What happens when you receive an email that looks like spam, smells like spam, and reads like spam, but isn’t flagged as spam? Why, you take it to the ARG community, of course! Starting the week of October 9th, several people began receiving strange emails from someone called “Jumping Spider”. The emails in and of themselves seemed very random and made no sense. They contained a portion of a story, gibberish text, and broken sentences. I received one of these emails, and were it not for the fact that it wasn’t selling a product, I may not have taken notice of it at all.

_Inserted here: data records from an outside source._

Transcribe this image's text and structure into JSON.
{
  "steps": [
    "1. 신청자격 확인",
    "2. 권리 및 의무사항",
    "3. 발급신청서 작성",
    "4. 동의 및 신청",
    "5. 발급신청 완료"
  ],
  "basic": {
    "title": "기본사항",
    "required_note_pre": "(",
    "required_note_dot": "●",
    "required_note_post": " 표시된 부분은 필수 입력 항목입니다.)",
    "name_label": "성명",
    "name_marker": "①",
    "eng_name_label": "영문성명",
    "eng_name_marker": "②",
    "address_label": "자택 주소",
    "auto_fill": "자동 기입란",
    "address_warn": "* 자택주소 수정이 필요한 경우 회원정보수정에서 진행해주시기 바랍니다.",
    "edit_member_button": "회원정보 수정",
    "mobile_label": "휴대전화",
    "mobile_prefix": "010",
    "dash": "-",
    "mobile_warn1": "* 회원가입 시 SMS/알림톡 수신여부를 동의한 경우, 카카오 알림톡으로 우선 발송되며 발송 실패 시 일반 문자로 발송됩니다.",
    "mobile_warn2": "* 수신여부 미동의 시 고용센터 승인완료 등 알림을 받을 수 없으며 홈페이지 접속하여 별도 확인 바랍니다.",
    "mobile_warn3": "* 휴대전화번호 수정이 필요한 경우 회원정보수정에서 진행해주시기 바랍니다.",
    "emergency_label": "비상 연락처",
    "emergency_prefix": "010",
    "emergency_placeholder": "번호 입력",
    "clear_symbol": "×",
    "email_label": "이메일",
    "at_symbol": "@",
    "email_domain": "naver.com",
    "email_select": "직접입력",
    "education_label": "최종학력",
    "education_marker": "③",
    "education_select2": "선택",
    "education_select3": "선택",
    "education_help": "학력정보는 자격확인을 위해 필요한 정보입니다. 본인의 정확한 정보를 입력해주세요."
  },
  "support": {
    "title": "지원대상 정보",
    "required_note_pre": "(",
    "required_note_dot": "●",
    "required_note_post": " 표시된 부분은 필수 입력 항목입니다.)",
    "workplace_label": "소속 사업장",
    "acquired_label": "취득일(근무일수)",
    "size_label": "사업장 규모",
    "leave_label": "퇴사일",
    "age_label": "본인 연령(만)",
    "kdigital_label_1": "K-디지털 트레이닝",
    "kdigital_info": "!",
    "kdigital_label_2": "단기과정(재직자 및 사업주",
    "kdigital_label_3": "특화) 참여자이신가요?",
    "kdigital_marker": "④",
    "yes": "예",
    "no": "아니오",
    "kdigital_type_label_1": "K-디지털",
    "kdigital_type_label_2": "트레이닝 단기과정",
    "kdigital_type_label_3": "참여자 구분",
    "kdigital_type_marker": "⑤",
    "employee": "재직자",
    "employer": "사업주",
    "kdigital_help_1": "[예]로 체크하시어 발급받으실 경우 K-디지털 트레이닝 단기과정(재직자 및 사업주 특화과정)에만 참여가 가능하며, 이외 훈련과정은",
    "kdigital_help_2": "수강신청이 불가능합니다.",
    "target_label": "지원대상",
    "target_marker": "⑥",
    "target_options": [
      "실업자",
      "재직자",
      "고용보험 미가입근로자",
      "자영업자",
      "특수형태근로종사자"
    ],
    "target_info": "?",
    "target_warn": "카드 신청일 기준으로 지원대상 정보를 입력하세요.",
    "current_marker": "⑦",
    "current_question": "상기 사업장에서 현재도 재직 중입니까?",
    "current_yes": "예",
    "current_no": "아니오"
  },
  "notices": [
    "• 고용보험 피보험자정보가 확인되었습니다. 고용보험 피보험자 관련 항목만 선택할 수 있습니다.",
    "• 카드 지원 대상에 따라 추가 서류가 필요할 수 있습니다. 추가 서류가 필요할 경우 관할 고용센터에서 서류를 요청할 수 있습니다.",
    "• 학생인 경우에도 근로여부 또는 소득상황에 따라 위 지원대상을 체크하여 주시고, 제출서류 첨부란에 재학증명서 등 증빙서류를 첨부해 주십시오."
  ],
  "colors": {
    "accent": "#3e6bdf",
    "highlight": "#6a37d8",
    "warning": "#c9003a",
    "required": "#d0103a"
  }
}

But thankfully, others at the Unfiction forums reported receiving the same email.
The email’s subject read: “Zetria Atrian and the Sparrow-Clam“, and contained what looked to be the first portion of a short story about a girl named Zetria, who in a dreamlike setting, watched a sparrow land softly on a sandy shore and turn into a clam, with which she began a fairly philosophical conversation, before it burrowed away.
The latter part of the email contains inconveniently cut lines of text that appears to be snipped from a chat session. And, amongst the narrative and the disjointed text, the email contains strings of random characters. It was quickly determined that the not-so-random characters are encoded in ROT-17 (see here for a brief explanation of ROT coding) and, when decoded, revealed what can only be described as computer commands, such as MAILSTART, FILELOAD, TRANSFERERROR, COREDUMP, and so on . It appears that whoever this “Jumping Spider” is, the emails are being created by some form of software, sending out portions of various texts.
Most bogglingly, however, is a code that’s appearing in each email, containing 12 characters – 3 sets of one number between 0 and 3, and three letters.